Fenugreek ( Trigonella foenum-graecum ) is conventionally grown in Australia
AKA Foenugreek, Bird's Foot, Bockshornklee, Greek Hayseed, Mayti (Indian),
Alholva, Fenogreco, Greek Clover, Greek Hay, Hu Lu Ba, methi, Trigonella, Woo Lu Bar.
Cautions please be aware that herbs, although natural can interact with certain medications, and that they may be ill advised to use under certain health conditions. Please consult a qualified health practitioner for cautions pertinent to you. Avoid when pregnant.
No therapeutic claim is made or intended for this product. Information is for educational purposes only.
Please Note The combined weight of each individual herb powder will be packed in one bag unless you specify otherwise. Ie if you order 2x50g, it will be packed as 1 x 100g
Health benefits of fenugreek seeds
Fenugreek seeds are rich source of minerals, vitamins, and phytonutrients. 100 g seeds carry 323 calories.
The seeds compose ample amounts of soluble dietary fiber. Soaking them in water softens their outer coat and turns it slimy (mucilaginous). 100 g of seeds provide am 24.6 g or over 65% of dietary fiber.
Non-starch polysaccharides (NSP) constitute major portion of this fiber content in the fenugreek seeds. Some important NSP's include saponins, hemicellulose, mucilage, tannin, and pectin. These compounds help lower blood LDL-cholesterol levels by inhibiting bile salts re-absorption in the colon. They also bind to toxins in the food and help to protect the colon mucusa from cancers.
NSPs (non-starch polysaccharides) increase the bulk of the food and speed up bowel movements. Altogether, NSPs assist in smooth digestion and help relieve constipation ailments.
It has been established that amino-acid 4-hydroxy isoleucine in the fenugreek seeds has facilitator action on insulin secretion. In addition, fiber in the seeds helps lower rate of glucose absorption in the intestines, and thus help regulate blood sugar levels. Fenugreek seeds are therefore one of the recommendeded food ingredients in the diabetic diet.
The seeds contain many phytochemical compounds such as choline, trigonelline diosgenin, yamogenin, gitogenin, tigogenin and neotigogens. Together, these compounds attribute for the medicinal properties of fenugreeks.
This prized spice is an excellent sources of minerals like copper, potassium, calcium, iron, selenium, zinc, manganese, and magnesium. Potassium is an important component of cell and body fluids that helps control heart rate and blood pressure by countering action on sodium. Iron is essential for red blood cell production and as a co-factor for cytochrome-oxidases enzymes.
It is also rich in many vital vitamins that are essential nutrients for optimum health, including thiamin, pyridoxine (vitamin B6), folic acid, riboflavin, niacin, vitamin A, and vitamin-C.

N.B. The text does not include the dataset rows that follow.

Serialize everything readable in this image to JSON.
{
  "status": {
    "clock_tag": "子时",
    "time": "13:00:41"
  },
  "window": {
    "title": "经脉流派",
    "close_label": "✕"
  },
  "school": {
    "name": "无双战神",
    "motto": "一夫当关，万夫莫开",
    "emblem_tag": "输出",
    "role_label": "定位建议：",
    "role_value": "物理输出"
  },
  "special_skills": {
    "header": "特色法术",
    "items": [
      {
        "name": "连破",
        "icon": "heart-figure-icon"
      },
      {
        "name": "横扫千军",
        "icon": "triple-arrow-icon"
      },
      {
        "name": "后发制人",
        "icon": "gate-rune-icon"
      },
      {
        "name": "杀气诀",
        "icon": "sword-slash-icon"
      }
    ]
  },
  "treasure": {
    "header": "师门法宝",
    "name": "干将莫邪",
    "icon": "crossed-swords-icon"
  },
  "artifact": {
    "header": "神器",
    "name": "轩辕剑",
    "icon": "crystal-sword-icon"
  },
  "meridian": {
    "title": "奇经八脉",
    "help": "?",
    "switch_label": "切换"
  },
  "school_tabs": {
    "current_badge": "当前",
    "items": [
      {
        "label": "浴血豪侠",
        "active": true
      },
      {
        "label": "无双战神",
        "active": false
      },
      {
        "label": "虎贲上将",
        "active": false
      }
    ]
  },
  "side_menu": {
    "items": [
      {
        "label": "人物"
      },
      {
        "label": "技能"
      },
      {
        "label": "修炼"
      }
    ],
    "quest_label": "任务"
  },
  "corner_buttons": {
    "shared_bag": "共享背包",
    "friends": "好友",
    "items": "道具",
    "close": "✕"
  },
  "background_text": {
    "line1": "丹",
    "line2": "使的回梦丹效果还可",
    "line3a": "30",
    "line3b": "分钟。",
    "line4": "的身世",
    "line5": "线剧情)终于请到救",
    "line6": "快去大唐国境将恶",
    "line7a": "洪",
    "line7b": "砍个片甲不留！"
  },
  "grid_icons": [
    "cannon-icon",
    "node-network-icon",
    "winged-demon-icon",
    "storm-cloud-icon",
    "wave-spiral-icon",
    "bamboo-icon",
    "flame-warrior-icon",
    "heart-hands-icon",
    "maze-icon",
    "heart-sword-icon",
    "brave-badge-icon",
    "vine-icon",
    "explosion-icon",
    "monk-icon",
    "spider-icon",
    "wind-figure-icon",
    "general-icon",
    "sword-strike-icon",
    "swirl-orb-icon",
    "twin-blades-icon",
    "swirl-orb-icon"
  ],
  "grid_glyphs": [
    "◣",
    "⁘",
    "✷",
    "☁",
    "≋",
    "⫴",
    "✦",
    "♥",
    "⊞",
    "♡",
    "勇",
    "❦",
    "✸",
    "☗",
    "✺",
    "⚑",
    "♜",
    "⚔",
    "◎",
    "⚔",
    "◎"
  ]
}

Indications: Fenugreek is a herb that has an ancient history. It was rarely used in Britain during the hay day of herbal medicine due to difficulties in obtaining the spice. Since becoming easily available it has often been overlooked because herbal tradition rarely mentioned it. For a comprehensive discussion of Fenugreek you must refer to an herbal or materia medica of Ayurvedic medicine. Its limited use in Britain demonstrates its value as a vulnerary, healing and reducing inflammation in conditions such as wounds, boils, sores, fistulas and tumors. It can be taken to help bronchitis and gargled to ease sore throats. Its bitterness explains its role in soothing disturbed digestion. It is a strong stimulator of milk production in mothers, for which it is perfectly safe, and has a reputation of stimulating development of the breasts.